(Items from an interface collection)
########

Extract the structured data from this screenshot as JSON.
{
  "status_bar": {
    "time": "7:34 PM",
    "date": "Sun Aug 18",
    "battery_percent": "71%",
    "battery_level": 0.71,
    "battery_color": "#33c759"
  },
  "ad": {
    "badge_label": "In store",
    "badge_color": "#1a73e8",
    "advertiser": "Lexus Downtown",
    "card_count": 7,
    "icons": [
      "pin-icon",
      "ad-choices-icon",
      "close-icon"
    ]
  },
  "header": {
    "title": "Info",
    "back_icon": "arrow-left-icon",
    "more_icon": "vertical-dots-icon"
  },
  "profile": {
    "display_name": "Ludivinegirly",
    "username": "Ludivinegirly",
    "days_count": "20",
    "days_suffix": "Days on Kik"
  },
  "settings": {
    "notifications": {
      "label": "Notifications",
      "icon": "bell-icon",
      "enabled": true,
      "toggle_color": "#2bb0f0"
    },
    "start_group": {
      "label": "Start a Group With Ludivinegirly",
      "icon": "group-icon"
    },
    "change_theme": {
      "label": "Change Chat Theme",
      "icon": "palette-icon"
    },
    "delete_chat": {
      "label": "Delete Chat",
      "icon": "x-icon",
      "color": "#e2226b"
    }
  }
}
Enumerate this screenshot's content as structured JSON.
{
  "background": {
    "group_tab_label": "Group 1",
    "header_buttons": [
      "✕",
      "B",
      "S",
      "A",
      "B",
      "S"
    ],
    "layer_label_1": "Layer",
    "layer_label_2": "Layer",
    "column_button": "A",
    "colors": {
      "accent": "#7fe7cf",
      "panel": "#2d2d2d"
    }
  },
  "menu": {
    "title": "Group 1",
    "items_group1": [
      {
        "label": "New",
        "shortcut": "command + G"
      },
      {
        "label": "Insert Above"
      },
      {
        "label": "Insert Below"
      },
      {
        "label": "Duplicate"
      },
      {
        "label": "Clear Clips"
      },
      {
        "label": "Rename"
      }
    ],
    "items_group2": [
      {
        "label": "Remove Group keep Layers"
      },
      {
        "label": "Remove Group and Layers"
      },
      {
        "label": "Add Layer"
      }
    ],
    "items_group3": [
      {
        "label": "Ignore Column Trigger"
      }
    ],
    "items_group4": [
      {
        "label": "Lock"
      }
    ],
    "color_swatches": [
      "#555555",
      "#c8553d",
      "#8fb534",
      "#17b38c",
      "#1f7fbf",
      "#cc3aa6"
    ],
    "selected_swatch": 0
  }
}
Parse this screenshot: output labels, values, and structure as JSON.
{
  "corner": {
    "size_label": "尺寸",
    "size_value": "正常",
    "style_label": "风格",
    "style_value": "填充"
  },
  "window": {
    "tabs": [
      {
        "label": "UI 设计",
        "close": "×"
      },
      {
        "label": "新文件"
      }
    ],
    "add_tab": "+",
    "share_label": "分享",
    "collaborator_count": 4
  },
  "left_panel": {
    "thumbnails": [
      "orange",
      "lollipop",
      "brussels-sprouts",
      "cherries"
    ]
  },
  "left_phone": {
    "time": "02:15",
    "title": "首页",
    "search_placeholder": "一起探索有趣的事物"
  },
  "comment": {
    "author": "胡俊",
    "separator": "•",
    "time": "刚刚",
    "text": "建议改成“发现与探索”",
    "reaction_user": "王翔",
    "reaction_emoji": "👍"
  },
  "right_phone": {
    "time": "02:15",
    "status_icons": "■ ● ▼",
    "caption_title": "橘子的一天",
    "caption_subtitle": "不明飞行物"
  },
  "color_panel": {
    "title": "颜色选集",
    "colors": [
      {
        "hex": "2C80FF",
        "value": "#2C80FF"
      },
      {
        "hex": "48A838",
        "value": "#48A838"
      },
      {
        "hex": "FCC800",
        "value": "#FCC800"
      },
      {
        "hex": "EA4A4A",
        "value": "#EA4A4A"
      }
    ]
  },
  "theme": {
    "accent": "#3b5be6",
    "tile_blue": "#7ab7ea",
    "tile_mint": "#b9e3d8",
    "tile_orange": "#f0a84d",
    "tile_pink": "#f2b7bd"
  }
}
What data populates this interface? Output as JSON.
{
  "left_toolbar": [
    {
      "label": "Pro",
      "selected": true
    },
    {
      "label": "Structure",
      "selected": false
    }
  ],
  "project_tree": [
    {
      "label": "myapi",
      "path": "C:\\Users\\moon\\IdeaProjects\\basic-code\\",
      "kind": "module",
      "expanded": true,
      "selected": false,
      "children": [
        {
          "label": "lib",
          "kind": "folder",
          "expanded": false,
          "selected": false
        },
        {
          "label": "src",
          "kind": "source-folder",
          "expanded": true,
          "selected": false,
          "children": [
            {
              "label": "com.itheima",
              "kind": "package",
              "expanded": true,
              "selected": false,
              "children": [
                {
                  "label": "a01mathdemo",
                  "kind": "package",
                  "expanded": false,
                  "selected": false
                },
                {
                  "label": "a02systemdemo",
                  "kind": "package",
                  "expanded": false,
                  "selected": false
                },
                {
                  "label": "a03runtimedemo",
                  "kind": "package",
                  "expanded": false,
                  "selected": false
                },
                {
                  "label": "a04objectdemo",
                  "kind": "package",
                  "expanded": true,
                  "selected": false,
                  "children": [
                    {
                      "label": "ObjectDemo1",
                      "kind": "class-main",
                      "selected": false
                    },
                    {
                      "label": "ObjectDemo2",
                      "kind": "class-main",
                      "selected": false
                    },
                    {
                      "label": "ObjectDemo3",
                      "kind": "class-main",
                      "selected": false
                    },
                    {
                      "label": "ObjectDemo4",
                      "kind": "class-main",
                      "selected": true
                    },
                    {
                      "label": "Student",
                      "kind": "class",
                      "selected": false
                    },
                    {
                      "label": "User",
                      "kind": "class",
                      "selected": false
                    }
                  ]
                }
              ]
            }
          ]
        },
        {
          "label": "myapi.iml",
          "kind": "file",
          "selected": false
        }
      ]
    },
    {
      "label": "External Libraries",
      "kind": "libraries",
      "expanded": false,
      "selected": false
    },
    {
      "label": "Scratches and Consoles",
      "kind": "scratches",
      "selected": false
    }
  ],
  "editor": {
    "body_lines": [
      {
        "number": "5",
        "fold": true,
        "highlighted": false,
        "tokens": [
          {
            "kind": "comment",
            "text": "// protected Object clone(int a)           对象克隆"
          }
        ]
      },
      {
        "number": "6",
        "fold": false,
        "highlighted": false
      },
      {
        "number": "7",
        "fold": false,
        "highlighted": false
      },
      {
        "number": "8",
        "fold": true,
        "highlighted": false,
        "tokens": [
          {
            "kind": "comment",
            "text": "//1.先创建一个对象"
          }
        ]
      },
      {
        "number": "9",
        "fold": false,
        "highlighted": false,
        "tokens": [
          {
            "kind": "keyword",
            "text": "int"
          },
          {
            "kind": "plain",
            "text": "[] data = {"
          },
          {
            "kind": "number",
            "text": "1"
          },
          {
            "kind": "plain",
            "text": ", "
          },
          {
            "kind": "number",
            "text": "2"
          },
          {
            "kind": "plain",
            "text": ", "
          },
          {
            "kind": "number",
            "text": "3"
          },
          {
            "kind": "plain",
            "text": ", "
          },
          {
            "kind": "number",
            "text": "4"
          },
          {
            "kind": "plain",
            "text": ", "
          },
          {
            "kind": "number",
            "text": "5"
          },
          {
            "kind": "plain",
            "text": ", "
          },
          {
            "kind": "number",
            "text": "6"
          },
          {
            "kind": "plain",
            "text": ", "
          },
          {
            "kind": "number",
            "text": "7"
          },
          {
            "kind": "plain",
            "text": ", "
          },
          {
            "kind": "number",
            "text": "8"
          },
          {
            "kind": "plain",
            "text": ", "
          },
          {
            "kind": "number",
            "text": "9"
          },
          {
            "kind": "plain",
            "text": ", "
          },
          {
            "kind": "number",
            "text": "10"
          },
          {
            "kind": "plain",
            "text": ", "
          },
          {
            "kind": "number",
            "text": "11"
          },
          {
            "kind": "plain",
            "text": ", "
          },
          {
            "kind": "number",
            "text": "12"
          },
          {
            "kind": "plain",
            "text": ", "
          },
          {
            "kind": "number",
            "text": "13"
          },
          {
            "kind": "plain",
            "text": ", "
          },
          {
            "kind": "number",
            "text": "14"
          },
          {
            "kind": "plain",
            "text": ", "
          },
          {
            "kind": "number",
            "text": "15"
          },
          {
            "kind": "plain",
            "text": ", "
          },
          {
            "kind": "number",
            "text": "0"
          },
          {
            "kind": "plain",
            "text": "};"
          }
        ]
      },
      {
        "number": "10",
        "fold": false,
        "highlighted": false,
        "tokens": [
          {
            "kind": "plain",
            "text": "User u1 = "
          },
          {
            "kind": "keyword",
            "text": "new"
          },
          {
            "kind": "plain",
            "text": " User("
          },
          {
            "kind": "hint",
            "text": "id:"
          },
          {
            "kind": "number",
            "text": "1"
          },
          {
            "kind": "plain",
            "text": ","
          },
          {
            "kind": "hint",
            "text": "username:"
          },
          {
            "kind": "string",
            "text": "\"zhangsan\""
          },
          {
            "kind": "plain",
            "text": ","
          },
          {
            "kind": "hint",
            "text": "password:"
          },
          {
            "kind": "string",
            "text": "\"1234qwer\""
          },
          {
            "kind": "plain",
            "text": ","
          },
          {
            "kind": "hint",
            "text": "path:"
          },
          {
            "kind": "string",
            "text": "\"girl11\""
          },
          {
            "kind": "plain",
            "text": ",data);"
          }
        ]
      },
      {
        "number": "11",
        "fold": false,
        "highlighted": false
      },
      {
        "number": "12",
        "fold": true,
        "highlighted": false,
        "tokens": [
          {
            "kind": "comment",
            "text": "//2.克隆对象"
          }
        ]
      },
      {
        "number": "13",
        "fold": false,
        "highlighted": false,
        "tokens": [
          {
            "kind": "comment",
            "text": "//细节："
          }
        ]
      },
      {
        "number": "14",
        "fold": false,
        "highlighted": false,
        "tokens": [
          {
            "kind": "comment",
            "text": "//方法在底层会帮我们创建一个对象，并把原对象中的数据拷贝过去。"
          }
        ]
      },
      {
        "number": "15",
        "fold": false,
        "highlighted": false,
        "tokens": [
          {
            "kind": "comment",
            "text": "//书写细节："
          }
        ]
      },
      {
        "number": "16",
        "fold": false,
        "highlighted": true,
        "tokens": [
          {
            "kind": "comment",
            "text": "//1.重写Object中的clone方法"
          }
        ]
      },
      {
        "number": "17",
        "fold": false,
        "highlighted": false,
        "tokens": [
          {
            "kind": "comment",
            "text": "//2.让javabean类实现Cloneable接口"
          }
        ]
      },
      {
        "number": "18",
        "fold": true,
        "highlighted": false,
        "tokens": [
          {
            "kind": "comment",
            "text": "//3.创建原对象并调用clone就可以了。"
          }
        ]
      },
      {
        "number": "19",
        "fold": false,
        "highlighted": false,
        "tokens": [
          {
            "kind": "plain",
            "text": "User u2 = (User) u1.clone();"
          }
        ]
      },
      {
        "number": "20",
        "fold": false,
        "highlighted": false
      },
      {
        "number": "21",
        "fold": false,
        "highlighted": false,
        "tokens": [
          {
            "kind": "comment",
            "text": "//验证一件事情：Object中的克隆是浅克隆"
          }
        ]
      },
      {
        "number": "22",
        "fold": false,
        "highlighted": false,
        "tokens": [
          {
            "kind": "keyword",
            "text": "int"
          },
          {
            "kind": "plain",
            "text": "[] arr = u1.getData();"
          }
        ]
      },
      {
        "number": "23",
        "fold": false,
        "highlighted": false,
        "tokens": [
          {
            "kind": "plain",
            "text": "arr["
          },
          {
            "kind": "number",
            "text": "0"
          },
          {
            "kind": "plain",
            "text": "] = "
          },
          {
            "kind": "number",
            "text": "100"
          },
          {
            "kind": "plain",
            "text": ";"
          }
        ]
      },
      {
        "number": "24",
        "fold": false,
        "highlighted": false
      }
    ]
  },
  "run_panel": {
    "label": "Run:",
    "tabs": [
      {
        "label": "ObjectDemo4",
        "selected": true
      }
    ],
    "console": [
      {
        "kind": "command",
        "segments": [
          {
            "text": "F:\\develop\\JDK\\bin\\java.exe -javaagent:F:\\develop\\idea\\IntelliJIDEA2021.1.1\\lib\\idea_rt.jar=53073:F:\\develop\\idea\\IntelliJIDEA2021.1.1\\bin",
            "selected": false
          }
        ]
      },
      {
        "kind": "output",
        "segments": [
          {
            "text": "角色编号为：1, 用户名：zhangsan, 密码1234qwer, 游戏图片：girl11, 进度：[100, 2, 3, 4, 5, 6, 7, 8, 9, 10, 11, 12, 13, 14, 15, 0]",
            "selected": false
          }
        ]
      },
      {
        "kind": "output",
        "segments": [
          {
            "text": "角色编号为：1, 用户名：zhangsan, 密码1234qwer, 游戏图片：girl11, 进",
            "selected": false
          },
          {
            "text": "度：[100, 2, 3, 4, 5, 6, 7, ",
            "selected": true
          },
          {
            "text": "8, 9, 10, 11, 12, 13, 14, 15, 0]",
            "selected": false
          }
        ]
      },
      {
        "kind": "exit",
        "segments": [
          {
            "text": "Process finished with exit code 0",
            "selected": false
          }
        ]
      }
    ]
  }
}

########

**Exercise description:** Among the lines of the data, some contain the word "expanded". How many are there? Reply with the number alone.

**Answer box:** 9